29 Oct 2021

Atlas: Grammar-based Procedural Generation of Data Visualizations, Zhicheng Liu et al., IEEE VIS 2021

Today I was swamped by the CHI review deadline, so let’s look at something light and short. Atlas is an new and exciting visualization grammar that is graphic-centric. For a bit of context, most visualization grammars nowadays like Vega-Lite are data-oriented. Data analysts mainly work on the data specification (e.g., defining columns for the x/y axes) to generate charts. However, Atlas works more from a designer’s perspective. It first creates graphics (e.g., circles/ rectangles). Then the graphics repeat or splits according to some attributes from the data, and lastly, the positions or colors of the graphics bind to other attributes in the remaining data. The below is an example.


I am not going through all the steps in the pipeline, but it is worth mentioning that the core philosophy of Atlas is that every visualization can be started from a line, circle, or rectangle. The only thing you need next is to know how to repeat/ split/ densify them, which is illustrated below:


Once it is done, the graphics now contain “ports” to map to the data, in which we can now adjust the encodings and positions with the data values. The core advantage now is that we do not need to define a new mark for fancy charts. For example, a violin plot is a densified rectangle, and a star plot is a densified circle. It makes Atlas be more concise than other data-oriented visualization grammars.
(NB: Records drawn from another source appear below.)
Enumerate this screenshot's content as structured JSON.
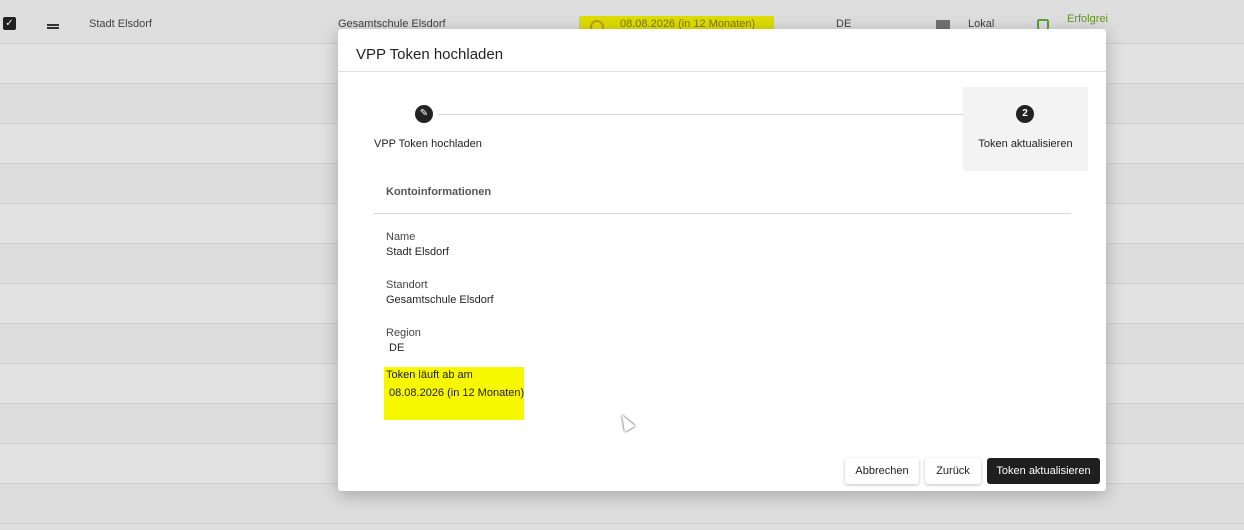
{
  "background_row": {
    "name": "Stadt Elsdorf",
    "location": "Gesamtschule Elsdorf",
    "expiry": "08.08.2026 (in 12 Monaten)",
    "region": "DE",
    "type": "Lokal",
    "status": "Erfolgrei"
  },
  "modal": {
    "title": "VPP Token hochladen",
    "steps": [
      {
        "label": "VPP Token hochladen",
        "icon": "pencil-icon"
      },
      {
        "label": "Token aktualisieren",
        "number": "2"
      }
    ],
    "section_title": "Kontoinformationen",
    "fields": {
      "name_label": "Name",
      "name_value": "Stadt Elsdorf",
      "location_label": "Standort",
      "location_value": "Gesamtschule Elsdorf",
      "region_label": "Region",
      "region_value": "DE",
      "expiry_label": "Token läuft ab am",
      "expiry_value": "08.08.2026 (in 12 Monaten)"
    },
    "buttons": {
      "cancel": "Abbrechen",
      "back": "Zurück",
      "submit": "Token aktualisieren"
    }
  },
  "colors": {
    "highlight": "#f7f700",
    "primary_button": "#1f1f1f"
  }
}
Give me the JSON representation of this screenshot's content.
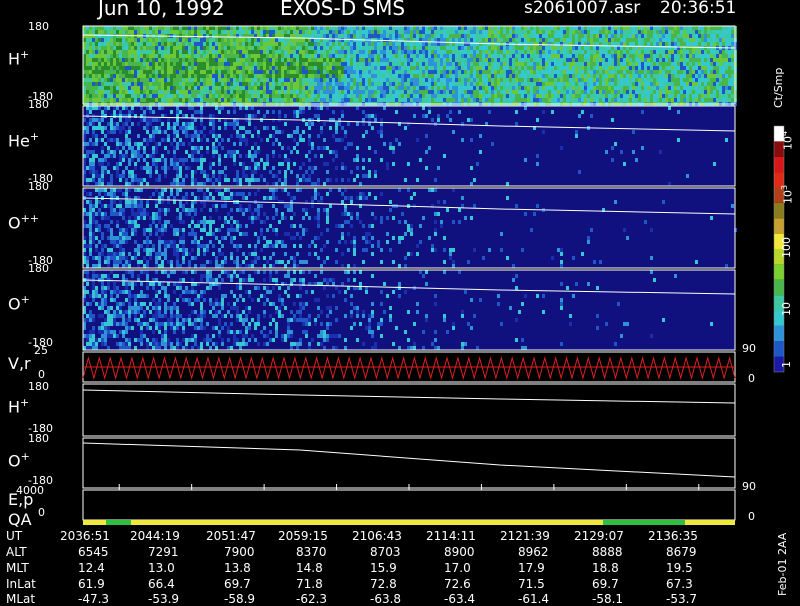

The following shows an example of how to turn a circle into several plots. As we can see, the transformations among different plots have no changes on the number of graphics objects. I guess such provenance may enable lots of possible features like animations and visualization recommendations in the foreseeable future.